My enthusiasm is more muted. The central conceits--the suite of high-wire concepts which organize the world--make me swoon. An alt-America where the Civil War apparently rages on, some twenty years in; a gold rush that prompts a scientific contest, sponsored by the Russians, to devise a mechanical digger which can cut through thick Alaskan ice to reveal that hoped-for gold; a horrible accident (or was it?), one such device--the title's Boneshaker--unleashed in frontier port Seattle, tearing through the downtown, demolishing whole swathes of cityscape and a sizable portion of the populuation; the consequent hole in the earth suddenly leaking a terrible yellow miasma--the Blight--which shrouds the city and turns unprotected inhabitants into Rotters (ye olde voracious zombie hordes); that city walled, a literal underground population learning to thrive in gasmasks and with bellows and boilers pumping fresh air down into sealed caverns and tunnels; an underground economy based on a distilled and somewhat-purified form of the Blight, now sold as a deeply-addictive intoxicant called yellow sap. And so on.

Cue inventor's widow and son. Said son (Zeke), wanting to rewrite the history which excoriates his pop, heads under the walls into the city to find out more. Said widow (Briar), horrified, chases after, dropping in with the help of sky pirates (who pilot huge ramshackle zeppelins over the city to scoop up gas).

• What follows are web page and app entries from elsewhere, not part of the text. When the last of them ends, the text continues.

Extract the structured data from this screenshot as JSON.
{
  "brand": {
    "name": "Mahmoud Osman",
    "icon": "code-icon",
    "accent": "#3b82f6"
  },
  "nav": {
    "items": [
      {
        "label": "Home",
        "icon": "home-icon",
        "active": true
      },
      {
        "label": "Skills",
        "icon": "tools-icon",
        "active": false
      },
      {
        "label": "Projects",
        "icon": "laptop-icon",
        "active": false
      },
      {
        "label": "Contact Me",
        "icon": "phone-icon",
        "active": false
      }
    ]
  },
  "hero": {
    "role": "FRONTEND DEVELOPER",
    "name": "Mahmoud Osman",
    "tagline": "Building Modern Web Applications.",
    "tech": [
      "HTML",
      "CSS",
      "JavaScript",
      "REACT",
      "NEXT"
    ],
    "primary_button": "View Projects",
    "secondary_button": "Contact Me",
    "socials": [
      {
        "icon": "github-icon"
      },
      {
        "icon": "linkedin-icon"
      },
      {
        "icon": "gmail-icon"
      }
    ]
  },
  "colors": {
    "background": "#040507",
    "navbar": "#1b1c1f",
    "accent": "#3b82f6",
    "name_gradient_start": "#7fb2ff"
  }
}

I loved the richness of detail here. Even more I loved the attitude toward this baroque world -- no winks or eyebrow-wriggling, no allegory, no exclamation points. It's a rich, substantive world evoked with affectionate evenhanded observation throughout, without showboat discursive digressions. Priest reminds me of the best of Tim Powers -- a surreal sense of subterranean histories.

And yet--and this may seem either more backhanded or more celebratory than I intend--it boils down into a ripsnorting set of adventures. Chapters race along, right up to the edge of frequent cliffs, leaving us hanging, generating a brisk readerly momentum. I was never less than entertained, but--given that world--I was also never more than entertained. The world demands the 400+ pages, but the story could have been a brisk 250; the plot was far less baroque than the backdrop, and I wished on occasion that the narrative was as inventive as its setting.

Still--I enjoyed it. The next installment is already scheduled for publication. I can't wait to read it--to see what further rich histories this world might reveal.